The film begins with two white dudes witnessing the coronation of Melmendi (Dorothy Dandridge), the queen of the Ashuba tribe. One of the gentlemen is Commissioner Peters (Alan Napier) who is retiring from his position and is giving his replacement, Connors (Edward Ashley), the nickel tour. The celebrations are interrupted by party crashers in the form of the neighbouring Yorango tribe lead by the brutal King Bulam (Frederick O'Neal). Bulam has been hankering to marry the beautiful Melmendi for some time now but she’d rather marry a snake than this creep.
Take one look at this guy and who could blame her?
“I say, it’s best to keep dangerous toys away from them.”
“Later we’ll be selling drugs to orphans.”
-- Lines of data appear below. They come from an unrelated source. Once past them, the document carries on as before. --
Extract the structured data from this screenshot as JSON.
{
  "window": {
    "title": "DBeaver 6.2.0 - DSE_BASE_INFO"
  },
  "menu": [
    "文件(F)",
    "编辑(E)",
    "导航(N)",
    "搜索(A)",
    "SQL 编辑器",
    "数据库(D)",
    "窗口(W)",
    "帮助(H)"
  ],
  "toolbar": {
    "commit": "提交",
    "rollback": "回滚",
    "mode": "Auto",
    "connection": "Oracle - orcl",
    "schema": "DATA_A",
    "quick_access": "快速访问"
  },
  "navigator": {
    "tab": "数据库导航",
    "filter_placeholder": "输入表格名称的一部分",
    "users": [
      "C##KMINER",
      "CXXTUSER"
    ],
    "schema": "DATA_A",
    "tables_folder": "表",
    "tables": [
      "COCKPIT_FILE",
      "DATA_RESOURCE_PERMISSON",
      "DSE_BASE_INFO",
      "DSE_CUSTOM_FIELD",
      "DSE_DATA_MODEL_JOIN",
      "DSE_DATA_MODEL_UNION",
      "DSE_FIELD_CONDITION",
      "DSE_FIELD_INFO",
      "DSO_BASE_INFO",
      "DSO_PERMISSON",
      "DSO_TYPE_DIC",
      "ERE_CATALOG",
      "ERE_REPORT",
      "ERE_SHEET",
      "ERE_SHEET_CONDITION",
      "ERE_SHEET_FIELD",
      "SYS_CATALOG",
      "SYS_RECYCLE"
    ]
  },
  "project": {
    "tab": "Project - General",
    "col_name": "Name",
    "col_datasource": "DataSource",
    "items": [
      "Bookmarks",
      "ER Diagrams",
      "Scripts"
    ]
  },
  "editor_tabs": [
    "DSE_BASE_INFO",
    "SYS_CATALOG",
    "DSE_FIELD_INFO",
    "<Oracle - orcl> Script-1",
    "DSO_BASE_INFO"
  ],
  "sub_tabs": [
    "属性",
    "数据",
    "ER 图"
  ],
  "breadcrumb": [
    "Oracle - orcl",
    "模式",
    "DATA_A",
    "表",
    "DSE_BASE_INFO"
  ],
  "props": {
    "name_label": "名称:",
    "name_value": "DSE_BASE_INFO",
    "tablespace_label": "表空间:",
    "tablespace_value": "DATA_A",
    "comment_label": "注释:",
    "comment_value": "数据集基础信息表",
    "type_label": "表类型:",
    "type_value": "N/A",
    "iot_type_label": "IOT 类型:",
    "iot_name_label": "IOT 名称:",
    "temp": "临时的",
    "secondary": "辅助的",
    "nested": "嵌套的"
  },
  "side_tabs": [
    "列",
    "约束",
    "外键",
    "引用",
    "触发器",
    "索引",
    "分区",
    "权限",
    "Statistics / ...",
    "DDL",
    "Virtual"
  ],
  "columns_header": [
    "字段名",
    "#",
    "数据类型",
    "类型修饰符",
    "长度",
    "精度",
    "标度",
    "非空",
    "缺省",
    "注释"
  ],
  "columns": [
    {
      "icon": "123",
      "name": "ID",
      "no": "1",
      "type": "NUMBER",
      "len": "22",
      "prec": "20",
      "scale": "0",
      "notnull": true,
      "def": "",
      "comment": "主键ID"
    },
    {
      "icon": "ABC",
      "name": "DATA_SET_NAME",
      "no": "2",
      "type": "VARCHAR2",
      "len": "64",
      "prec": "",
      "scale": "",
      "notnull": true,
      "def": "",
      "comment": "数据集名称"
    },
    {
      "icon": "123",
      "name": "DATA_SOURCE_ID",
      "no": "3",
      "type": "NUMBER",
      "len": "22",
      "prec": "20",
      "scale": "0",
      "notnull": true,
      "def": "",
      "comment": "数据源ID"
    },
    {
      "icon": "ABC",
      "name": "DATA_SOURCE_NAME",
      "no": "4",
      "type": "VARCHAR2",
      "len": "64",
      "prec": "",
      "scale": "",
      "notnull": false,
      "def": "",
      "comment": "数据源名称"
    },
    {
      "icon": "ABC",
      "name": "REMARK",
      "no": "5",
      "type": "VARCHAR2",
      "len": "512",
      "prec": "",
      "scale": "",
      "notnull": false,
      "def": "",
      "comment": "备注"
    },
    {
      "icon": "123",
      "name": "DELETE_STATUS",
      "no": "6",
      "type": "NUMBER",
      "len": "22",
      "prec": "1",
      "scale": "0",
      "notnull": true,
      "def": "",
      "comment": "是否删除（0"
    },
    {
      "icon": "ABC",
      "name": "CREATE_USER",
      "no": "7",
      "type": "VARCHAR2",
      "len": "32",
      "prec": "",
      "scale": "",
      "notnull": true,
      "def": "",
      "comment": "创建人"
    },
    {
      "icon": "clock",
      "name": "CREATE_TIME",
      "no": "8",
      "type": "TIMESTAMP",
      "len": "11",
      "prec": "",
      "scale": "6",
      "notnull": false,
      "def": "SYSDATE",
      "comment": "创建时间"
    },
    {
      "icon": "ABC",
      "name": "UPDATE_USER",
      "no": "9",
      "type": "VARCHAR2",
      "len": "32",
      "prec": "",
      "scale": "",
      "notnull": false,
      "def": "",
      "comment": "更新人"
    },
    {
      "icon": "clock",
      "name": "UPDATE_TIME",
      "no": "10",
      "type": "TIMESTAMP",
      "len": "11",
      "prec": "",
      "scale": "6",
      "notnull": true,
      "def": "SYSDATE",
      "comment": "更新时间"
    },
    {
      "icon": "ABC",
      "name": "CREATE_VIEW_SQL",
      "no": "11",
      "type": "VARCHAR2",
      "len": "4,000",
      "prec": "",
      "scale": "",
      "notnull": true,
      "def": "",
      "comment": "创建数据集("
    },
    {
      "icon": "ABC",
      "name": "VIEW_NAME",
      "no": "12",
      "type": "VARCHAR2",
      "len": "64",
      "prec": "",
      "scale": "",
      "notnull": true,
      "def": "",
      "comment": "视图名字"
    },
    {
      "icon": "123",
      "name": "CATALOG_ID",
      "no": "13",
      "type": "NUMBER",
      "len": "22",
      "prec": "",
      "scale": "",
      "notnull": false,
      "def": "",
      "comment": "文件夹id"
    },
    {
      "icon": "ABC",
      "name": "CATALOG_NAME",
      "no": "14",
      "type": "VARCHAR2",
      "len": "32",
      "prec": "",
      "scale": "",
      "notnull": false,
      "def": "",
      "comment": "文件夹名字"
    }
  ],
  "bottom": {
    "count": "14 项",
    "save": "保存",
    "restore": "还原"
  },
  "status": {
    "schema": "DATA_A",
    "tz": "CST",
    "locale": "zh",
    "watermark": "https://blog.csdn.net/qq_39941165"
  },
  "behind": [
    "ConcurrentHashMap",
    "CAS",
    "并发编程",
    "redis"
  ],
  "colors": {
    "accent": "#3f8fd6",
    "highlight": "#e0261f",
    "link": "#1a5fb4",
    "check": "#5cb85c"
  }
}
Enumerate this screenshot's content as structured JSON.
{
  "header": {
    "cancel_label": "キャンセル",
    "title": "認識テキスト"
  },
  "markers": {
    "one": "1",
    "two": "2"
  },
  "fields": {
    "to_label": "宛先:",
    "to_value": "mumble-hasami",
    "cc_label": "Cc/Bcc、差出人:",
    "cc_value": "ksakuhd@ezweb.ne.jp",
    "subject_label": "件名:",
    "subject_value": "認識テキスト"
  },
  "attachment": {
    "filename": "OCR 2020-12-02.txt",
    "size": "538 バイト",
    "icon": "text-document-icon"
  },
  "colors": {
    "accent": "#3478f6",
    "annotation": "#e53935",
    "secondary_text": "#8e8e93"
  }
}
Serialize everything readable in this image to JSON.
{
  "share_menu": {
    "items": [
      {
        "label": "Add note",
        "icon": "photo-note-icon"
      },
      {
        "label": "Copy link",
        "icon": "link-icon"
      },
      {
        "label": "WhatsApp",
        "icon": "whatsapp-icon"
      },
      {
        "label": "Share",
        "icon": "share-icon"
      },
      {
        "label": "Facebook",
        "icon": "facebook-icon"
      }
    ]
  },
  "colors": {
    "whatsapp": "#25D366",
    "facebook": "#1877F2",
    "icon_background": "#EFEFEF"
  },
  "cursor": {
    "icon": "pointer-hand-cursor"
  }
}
“No Tarzan, you can play with Cheeta and Tantor after you repaint the bedroom.”
A rubber snake that threatens Cheeta.
And a goofy as hell fight with a man-eating plant.
The one thing that makes director Bryan Haskin’s Tarzan film stand-out from its brethren is the amount of time it spends with the villains and not with Tarzan. The Ape Man really doesn’t do much of anything until the third act, as the first two thirds of the film focuses on Radijack, his henchman, and their dealings with Bulam. Lucky for us that actor George Macready is up to the task with his villainous portrayal of Radijack, as it’s great fun to watch him sneer and scheme against even his supposed allies. On the downside is the aforementioned horrible version of Jane and also some overly long comedy bits with Cheeta that stop the film cold.
"If you see a chimp, please kill it."
Note: This is the first Tarzan film by producer Sol Lesser that has elements actually filmed in Africa,
but though some stuff was filmed in Kenya the bulk of the movie is still clearly shot on grounds back in the United States.